##### PROVIDED DATA #####

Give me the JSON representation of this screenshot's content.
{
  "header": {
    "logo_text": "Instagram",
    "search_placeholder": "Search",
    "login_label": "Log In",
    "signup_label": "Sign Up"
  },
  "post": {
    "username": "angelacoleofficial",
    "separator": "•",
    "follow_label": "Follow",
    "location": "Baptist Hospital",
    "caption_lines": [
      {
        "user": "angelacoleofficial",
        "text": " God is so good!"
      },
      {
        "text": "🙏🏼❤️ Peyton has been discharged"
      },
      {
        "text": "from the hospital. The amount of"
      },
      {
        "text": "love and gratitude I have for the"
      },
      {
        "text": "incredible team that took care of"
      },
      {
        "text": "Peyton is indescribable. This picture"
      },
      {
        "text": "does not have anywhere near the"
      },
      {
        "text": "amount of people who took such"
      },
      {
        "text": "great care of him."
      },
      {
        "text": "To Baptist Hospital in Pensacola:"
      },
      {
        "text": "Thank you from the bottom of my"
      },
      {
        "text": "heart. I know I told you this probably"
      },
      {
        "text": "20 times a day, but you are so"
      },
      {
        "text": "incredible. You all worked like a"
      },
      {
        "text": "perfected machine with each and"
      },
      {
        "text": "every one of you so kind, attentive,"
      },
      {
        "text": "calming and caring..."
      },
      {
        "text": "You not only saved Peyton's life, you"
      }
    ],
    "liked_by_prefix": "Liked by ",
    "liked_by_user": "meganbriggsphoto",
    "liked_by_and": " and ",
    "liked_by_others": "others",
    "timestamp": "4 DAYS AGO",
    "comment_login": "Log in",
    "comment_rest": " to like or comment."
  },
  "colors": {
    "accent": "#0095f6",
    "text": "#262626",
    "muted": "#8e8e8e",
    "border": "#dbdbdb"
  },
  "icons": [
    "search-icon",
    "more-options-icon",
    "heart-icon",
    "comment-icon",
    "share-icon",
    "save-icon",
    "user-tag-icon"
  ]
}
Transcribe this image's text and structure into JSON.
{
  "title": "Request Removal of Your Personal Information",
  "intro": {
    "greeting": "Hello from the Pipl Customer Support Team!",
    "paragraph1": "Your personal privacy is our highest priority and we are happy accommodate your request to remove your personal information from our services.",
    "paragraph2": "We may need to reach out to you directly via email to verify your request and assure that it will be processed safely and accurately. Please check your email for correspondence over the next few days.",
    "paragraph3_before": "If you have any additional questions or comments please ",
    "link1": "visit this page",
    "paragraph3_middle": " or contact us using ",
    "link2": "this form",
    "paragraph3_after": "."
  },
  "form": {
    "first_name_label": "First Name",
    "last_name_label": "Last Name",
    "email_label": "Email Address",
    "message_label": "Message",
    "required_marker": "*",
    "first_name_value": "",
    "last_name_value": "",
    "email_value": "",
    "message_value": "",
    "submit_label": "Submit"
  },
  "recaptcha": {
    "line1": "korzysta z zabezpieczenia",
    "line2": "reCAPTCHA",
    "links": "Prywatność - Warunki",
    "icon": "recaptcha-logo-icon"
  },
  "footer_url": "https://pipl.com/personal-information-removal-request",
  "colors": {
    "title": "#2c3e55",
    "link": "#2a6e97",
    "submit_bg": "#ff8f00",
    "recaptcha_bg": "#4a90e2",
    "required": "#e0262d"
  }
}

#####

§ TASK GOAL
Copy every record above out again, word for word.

§ RESPONSE AREA
Give me the JSON representation of this screenshot's content.
{
  "header": {
    "logo_text": "Instagram",
    "search_placeholder": "Search",
    "login_label": "Log In",
    "signup_label": "Sign Up"
  },
  "post": {
    "username": "angelacoleofficial",
    "separator": "•",
    "follow_label": "Follow",
    "location": "Baptist Hospital",
    "caption_lines": [
      {
        "user": "angelacoleofficial",
        "text": " God is so good!"
      },
      {
        "text": "🙏🏼❤️ Peyton has been discharged"
      },
      {
        "text": "from the hospital. The amount of"
      },
      {
        "text": "love and gratitude I have for the"
      },
      {
        "text": "incredible team that took care of"
      },
      {
        "text": "Peyton is indescribable. This picture"
      },
      {
        "text": "does not have anywhere near the"
      },
      {
        "text": "amount of people who took such"
      },
      {
        "text": "great care of him."
      },
      {
        "text": "To Baptist Hospital in Pensacola:"
      },
      {
        "text": "Thank you from the bottom of my"
      },
      {
        "text": "heart. I know I told you this probably"
      },
      {
        "text": "20 times a day, but you are so"
      },
      {
        "text": "incredible. You all worked like a"
      },
      {
        "text": "perfected machine with each and"
      },
      {
        "text": "every one of you so kind, attentive,"
      },
      {
        "text": "calming and caring..."
      },
      {
        "text": "You not only saved Peyton's life, you"
      }
    ],
    "liked_by_prefix": "Liked by ",
    "liked_by_user": "meganbriggsphoto",
    "liked_by_and": " and ",
    "liked_by_others": "others",
    "timestamp": "4 DAYS AGO",
    "comment_login": "Log in",
    "comment_rest": " to like or comment."
  },
  "colors": {
    "accent": "#0095f6",
    "text": "#262626",
    "muted": "#8e8e8e",
    "border": "#dbdbdb"
  },
  "icons": [
    "search-icon",
    "more-options-icon",
    "heart-icon",
    "comment-icon",
    "share-icon",
    "save-icon",
    "user-tag-icon"
  ]
}
Transcribe this image's text and structure into JSON.
{
  "title": "Request Removal of Your Personal Information",
  "intro": {
    "greeting": "Hello from the Pipl Customer Support Team!",
    "paragraph1": "Your personal privacy is our highest priority and we are happy accommodate your request to remove your personal information from our services.",
    "paragraph2": "We may need to reach out to you directly via email to verify your request and assure that it will be processed safely and accurately. Please check your email for correspondence over the next few days.",
    "paragraph3_before": "If you have any additional questions or comments please ",
    "link1": "visit this page",
    "paragraph3_middle": " or contact us using ",
    "link2": "this form",
    "paragraph3_after": "."
  },
  "form": {
    "first_name_label": "First Name",
    "last_name_label": "Last Name",
    "email_label": "Email Address",
    "message_label": "Message",
    "required_marker": "*",
    "first_name_value": "",
    "last_name_value": "",
    "email_value": "",
    "message_value": "",
    "submit_label": "Submit"
  },
  "recaptcha": {
    "line1": "korzysta z zabezpieczenia",
    "line2": "reCAPTCHA",
    "links": "Prywatność - Warunki",
    "icon": "recaptcha-logo-icon"
  },
  "footer_url": "https://pipl.com/personal-information-removal-request",
  "colors": {
    "title": "#2c3e55",
    "link": "#2a6e97",
    "submit_bg": "#ff8f00",
    "recaptcha_bg": "#4a90e2",
    "required": "#e0262d"
  }
}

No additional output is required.